- _Problem to solve_
Check every line of the entries for the string "JSON" and return the ones that contain it.
▬▬▬▬▬▬▬▬▬▬
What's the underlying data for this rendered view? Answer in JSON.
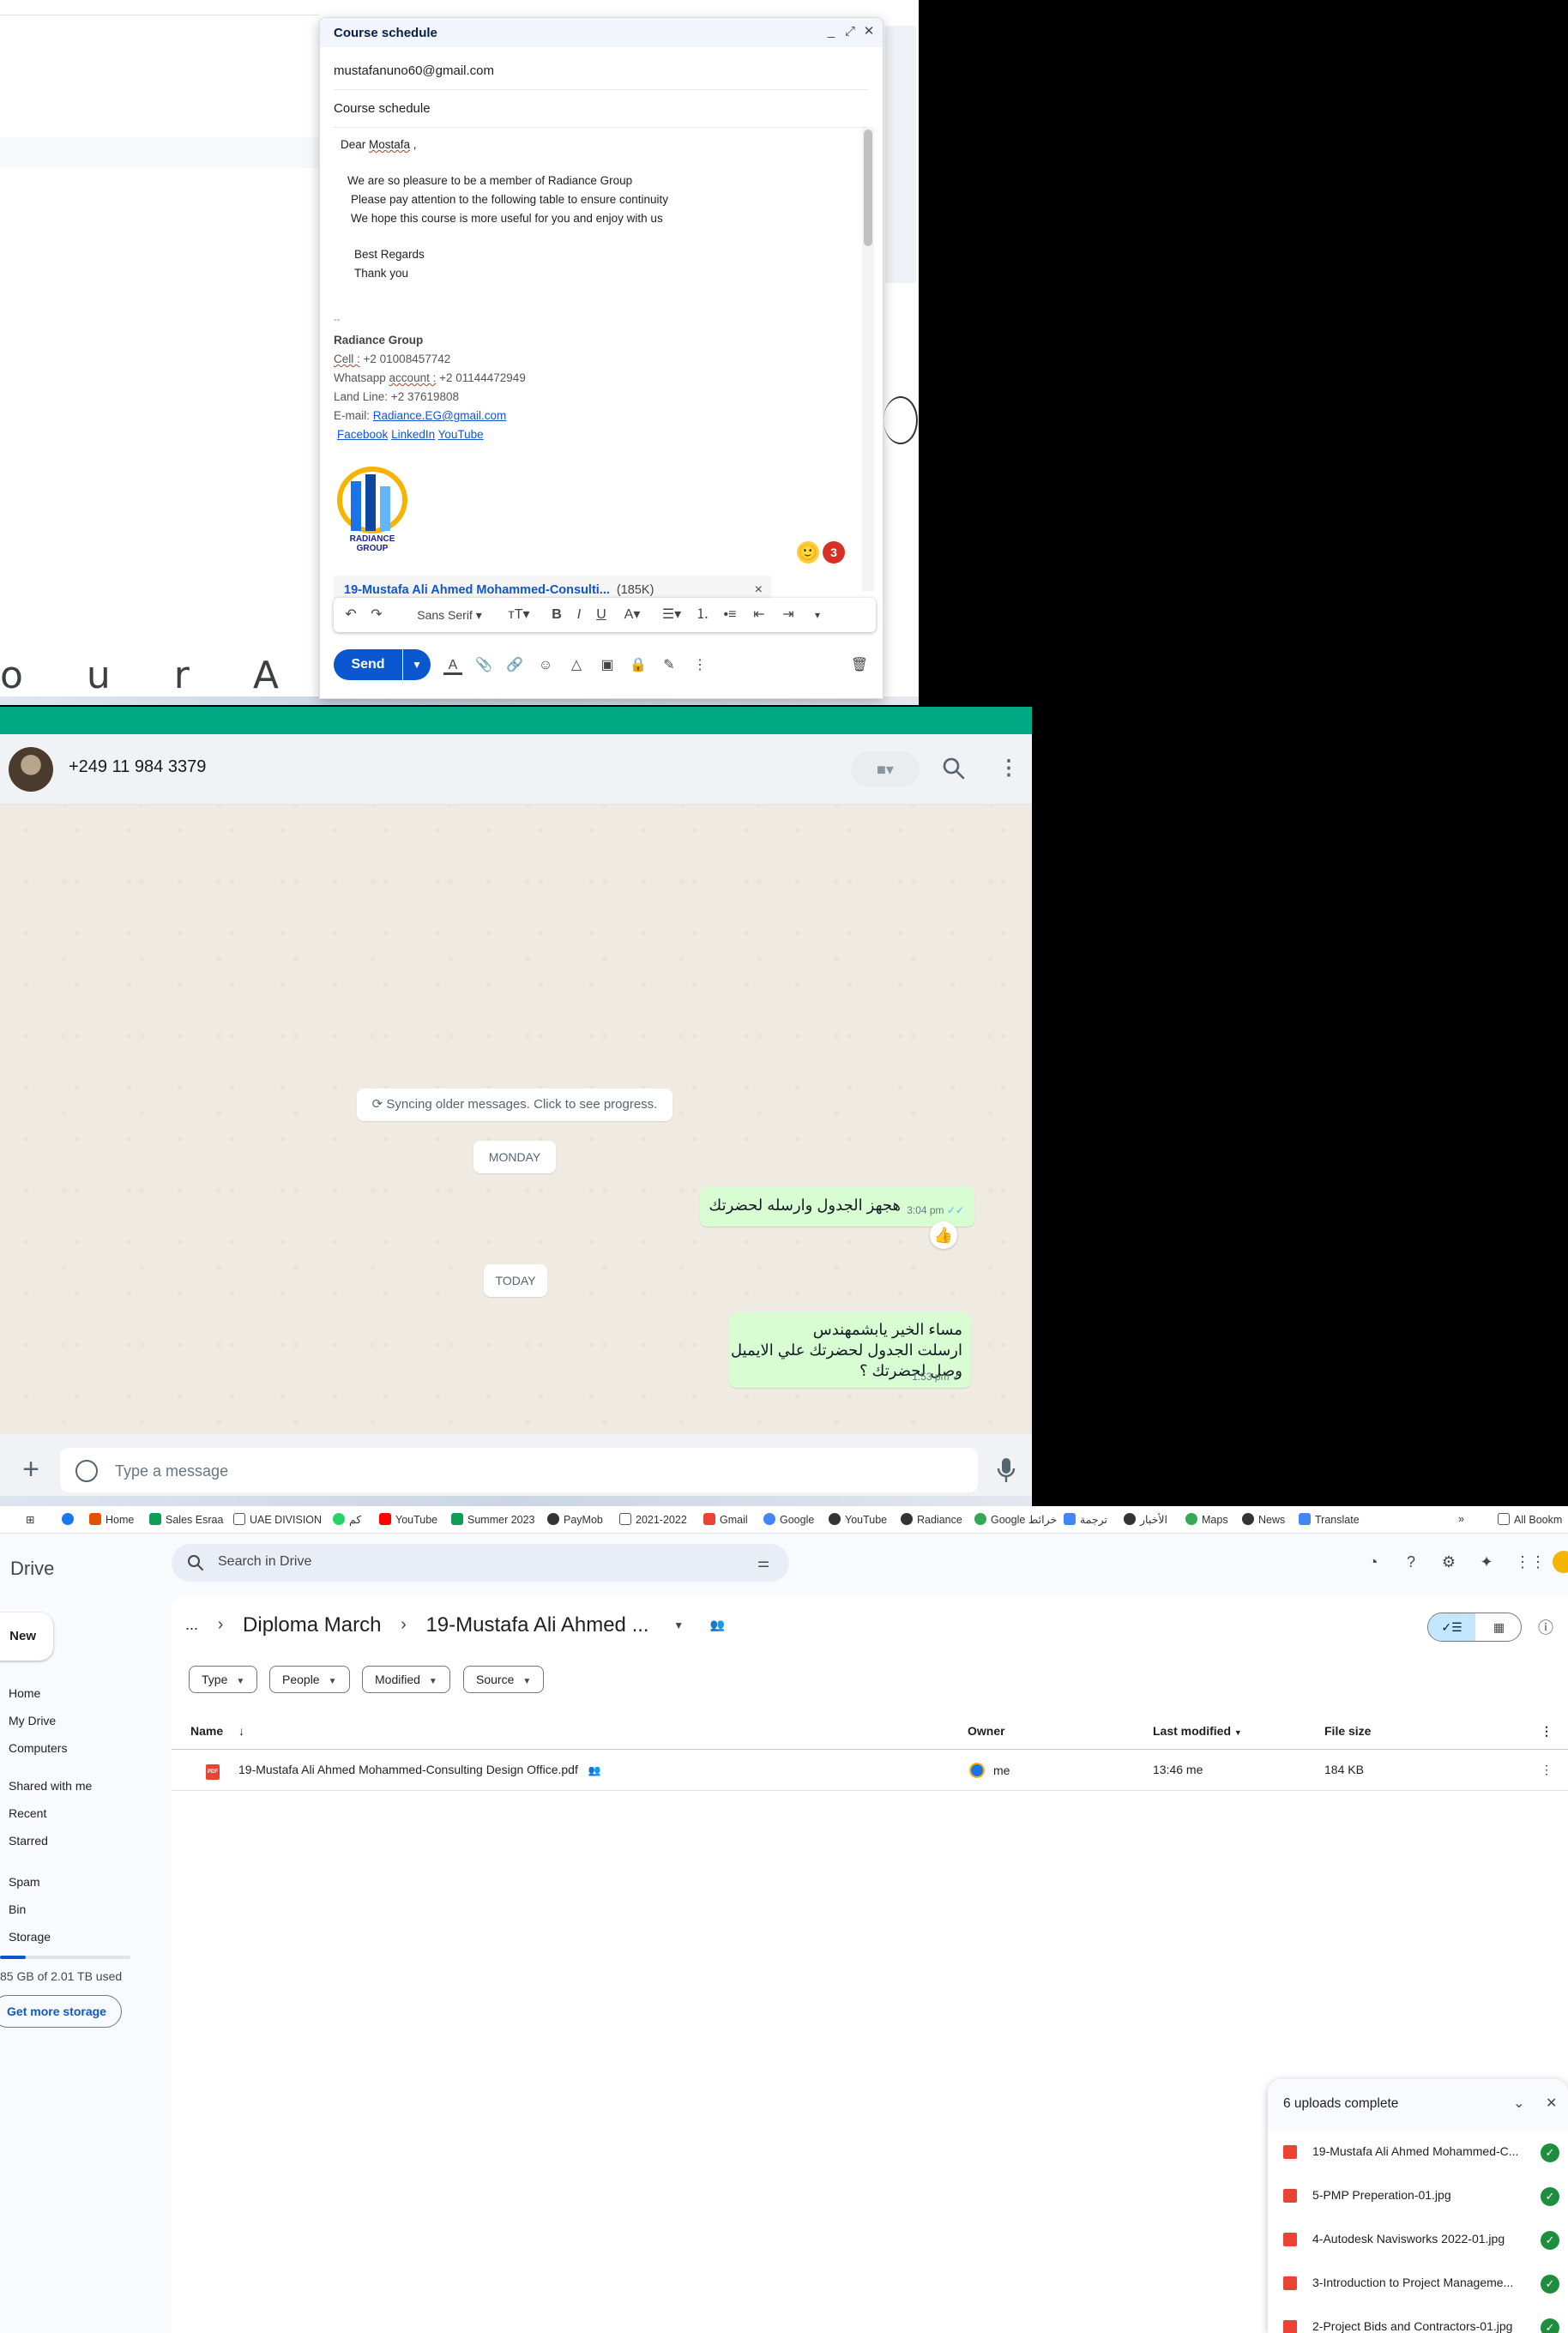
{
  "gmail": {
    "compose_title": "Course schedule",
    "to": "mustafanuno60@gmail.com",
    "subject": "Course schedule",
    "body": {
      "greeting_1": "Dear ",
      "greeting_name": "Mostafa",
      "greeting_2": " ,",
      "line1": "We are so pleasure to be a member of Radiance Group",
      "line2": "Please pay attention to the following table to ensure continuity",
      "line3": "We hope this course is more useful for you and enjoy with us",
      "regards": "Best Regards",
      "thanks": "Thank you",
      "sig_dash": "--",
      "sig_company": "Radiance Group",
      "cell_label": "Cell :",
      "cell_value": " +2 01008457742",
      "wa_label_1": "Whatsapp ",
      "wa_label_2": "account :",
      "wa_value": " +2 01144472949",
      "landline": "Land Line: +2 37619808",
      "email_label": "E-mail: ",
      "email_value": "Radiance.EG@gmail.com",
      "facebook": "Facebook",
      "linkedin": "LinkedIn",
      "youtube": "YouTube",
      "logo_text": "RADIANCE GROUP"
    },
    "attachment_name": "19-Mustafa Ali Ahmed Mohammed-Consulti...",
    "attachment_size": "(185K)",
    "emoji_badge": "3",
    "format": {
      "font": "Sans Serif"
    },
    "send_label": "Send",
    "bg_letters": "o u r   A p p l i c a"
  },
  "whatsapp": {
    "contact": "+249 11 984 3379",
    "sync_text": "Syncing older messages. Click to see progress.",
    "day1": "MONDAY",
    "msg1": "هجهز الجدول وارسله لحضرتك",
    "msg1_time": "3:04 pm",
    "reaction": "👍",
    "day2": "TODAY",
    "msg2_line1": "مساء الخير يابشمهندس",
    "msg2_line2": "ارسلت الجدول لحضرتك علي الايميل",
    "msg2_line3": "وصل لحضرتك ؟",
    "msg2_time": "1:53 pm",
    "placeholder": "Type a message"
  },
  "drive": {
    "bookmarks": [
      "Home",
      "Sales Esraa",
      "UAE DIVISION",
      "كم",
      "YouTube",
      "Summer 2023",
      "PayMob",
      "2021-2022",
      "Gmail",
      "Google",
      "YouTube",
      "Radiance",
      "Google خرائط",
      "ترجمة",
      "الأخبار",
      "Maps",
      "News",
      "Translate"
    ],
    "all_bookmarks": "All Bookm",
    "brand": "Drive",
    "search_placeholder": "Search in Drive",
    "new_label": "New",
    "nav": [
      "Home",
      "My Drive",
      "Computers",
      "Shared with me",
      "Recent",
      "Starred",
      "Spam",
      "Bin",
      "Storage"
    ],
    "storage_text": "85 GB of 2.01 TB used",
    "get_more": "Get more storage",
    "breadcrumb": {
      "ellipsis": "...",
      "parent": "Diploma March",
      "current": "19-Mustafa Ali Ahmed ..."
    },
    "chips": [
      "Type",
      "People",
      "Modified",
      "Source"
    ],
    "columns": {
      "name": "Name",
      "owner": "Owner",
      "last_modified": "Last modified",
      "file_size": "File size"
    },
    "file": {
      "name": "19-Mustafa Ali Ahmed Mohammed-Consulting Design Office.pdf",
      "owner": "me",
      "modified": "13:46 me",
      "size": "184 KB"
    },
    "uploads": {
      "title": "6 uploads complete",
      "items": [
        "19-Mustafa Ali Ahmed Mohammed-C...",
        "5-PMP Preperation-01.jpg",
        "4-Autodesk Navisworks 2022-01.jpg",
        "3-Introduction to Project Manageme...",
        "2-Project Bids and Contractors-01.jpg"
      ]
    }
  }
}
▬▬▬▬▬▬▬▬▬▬
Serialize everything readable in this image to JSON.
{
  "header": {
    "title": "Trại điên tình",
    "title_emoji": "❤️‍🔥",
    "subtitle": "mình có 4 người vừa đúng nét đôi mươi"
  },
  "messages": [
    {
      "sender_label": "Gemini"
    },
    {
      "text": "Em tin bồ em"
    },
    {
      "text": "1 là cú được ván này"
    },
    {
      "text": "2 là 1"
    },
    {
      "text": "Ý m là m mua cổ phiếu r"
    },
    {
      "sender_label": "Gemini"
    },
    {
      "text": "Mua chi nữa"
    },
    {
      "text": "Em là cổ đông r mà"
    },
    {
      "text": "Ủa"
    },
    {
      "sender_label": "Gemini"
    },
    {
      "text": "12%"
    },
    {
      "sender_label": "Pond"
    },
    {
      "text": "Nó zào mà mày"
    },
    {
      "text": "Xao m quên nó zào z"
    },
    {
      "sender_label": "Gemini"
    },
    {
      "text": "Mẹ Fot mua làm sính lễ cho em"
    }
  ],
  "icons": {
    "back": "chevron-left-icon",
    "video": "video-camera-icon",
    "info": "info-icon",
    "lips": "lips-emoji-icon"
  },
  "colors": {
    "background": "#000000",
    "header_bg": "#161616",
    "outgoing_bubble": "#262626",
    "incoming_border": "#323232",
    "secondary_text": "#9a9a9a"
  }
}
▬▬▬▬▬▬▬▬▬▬
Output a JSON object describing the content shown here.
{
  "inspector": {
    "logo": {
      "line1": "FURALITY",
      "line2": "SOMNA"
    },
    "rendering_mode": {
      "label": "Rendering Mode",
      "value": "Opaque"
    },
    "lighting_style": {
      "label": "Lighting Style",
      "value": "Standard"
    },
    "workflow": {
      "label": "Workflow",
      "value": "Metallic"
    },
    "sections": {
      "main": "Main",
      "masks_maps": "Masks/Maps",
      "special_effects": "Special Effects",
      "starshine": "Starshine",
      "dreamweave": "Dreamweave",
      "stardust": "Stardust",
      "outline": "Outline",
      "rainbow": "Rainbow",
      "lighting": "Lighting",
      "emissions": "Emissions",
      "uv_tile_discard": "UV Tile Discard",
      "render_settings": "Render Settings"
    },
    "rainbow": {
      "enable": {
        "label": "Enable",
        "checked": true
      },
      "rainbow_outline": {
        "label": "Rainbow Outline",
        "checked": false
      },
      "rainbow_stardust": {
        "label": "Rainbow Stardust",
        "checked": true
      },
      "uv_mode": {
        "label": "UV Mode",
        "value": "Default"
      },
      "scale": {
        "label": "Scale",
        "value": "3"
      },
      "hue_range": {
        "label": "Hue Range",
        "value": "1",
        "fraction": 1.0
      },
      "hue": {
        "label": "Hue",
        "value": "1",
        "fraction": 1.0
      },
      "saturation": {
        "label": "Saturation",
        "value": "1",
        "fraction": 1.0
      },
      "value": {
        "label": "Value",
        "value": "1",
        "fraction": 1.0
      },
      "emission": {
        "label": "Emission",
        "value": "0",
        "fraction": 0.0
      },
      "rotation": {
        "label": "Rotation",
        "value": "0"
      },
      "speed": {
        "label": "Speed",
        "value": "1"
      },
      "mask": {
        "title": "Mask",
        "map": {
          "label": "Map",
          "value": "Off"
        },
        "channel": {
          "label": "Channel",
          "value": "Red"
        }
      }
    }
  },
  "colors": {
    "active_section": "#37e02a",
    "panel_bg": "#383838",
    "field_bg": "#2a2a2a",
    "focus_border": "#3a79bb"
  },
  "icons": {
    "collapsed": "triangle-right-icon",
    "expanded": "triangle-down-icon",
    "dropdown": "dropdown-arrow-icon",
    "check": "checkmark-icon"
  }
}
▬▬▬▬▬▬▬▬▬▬
- _Output for this task_
What's the underlying data for this rendered view? Answer in JSON.
Serialize everything readable in this image to JSON.
Output a JSON object describing the content shown here.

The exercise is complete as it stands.